As a secondary school teacher, Panton has to adhere to a fairly rigid schedule. Even if that schedule keeps changing due to COVID-related protocols, she is still only free on weekends, holidays and during the summer. It is no surprise, then, to learn Panton spent the recent holidays in the studio, working on new material with Schwager and her other long-time collaborator, Don Thompson. Her work with these two talented jazz artists has been fulfilling and, if awards mean anything, successful. She has, among many other awards and nominations, two JUNO wins, seven JUNO nominations, two Silver Disc Awards (Japan), nine Hamilton Music Awards and a host of National Jazz Award nods.

“I’m just not sure where it’s going to go,” she says. “I hope the venues I normally perform in, like soft-seat theatres, can make it. If they continue with the reduced capacity audiences, that also impacts what artists can get paid – and it’s never been particularly lucrative, I’ve found, in Canada.”

It isn’t all doom and gloom for Panton, though. Put the pandemic on a different timeline, and suddenly all avenues – retail, live performance – would be closed. Today, however, she is grateful that the progress in digital music technology means that artists are still able to reach audiences through the internet.
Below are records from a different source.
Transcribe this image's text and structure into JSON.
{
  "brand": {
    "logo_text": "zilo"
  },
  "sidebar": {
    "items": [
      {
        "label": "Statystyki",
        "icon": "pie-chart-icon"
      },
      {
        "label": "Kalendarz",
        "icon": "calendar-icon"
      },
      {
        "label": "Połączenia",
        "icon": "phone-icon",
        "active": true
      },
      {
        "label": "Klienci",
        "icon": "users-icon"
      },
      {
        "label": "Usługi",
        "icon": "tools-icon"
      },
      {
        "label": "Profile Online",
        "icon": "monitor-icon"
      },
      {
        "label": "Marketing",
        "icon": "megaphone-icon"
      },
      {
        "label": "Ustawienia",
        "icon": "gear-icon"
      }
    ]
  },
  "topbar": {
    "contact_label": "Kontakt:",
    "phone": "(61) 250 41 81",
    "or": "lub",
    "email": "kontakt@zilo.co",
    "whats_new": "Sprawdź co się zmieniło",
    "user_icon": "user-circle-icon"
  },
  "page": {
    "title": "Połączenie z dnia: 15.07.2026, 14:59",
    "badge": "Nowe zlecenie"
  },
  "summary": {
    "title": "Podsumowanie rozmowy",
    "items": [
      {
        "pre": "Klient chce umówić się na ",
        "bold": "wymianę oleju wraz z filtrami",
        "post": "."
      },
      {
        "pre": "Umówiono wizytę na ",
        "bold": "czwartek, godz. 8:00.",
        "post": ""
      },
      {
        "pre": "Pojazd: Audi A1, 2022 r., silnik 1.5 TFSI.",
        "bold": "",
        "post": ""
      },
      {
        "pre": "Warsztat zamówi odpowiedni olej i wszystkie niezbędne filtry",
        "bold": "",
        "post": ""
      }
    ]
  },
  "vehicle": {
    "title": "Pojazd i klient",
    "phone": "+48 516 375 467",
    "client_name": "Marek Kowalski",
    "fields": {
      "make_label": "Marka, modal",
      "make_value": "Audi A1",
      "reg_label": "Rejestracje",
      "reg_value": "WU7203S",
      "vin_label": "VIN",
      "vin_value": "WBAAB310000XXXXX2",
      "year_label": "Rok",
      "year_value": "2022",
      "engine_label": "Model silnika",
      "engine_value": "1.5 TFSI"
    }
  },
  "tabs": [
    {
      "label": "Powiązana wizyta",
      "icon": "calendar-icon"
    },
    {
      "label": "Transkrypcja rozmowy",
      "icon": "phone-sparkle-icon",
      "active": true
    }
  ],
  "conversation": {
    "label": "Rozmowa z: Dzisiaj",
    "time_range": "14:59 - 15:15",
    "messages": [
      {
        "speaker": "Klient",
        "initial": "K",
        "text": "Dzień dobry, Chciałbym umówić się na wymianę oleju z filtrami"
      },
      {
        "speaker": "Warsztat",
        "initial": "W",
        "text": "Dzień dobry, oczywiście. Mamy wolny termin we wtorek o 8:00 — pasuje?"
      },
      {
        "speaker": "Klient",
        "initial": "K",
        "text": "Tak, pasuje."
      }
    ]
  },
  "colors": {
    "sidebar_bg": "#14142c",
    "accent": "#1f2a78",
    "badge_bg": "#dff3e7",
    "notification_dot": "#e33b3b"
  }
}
“You can imagine, if we didn’t have digital platforms, what would be available – especially during a pandemic,” says Panton. “So on that level, if we backed the pandemic up 20 years, that wouldn’t even have been there.”

“One could say that it’s like making lemonade in a time of lemons. We may not have had Diana Panton live in concert all this time, but we’ve had hermusic at our fingertips.” 

 For more information, visit www.dianapanton.com